* _PROBLEM_
Repeat all the data exactly, and where a record holds a picture, leave that picture out.

(Beginning of DATASET EXCERPTS)

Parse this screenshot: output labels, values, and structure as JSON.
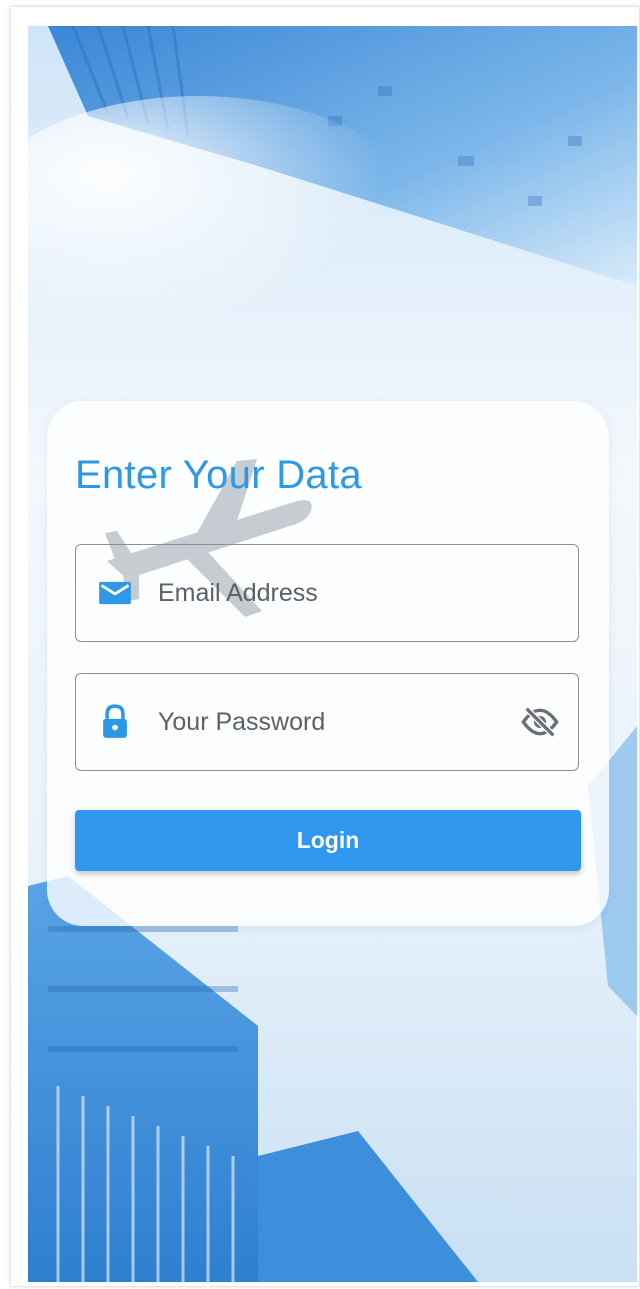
{
  "login_card": {
    "title": "Enter Your Data",
    "email_field": {
      "placeholder": "Email Address",
      "value": "",
      "icon": "email-icon"
    },
    "password_field": {
      "placeholder": "Your Password",
      "value": "",
      "icon": "lock-icon",
      "visibility_icon": "visibility-off-icon"
    },
    "login_button_label": "Login"
  },
  "colors": {
    "accent": "#2d98e6",
    "button": "#2f97ed",
    "field_border": "#8a8f95",
    "sky": "#dcecf9"
  }
}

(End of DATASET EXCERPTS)

* _WRITTEN SOLUTION_
Parse this screenshot: output labels, values, and structure as JSON.
{
  "login_card": {
    "title": "Enter Your Data",
    "email_field": {
      "placeholder": "Email Address",
      "value": "",
      "icon": "email-icon"
    },
    "password_field": {
      "placeholder": "Your Password",
      "value": "",
      "icon": "lock-icon",
      "visibility_icon": "visibility-off-icon"
    },
    "login_button_label": "Login"
  },
  "colors": {
    "accent": "#2d98e6",
    "button": "#2f97ed",
    "field_border": "#8a8f95",
    "sky": "#dcecf9"
  }
}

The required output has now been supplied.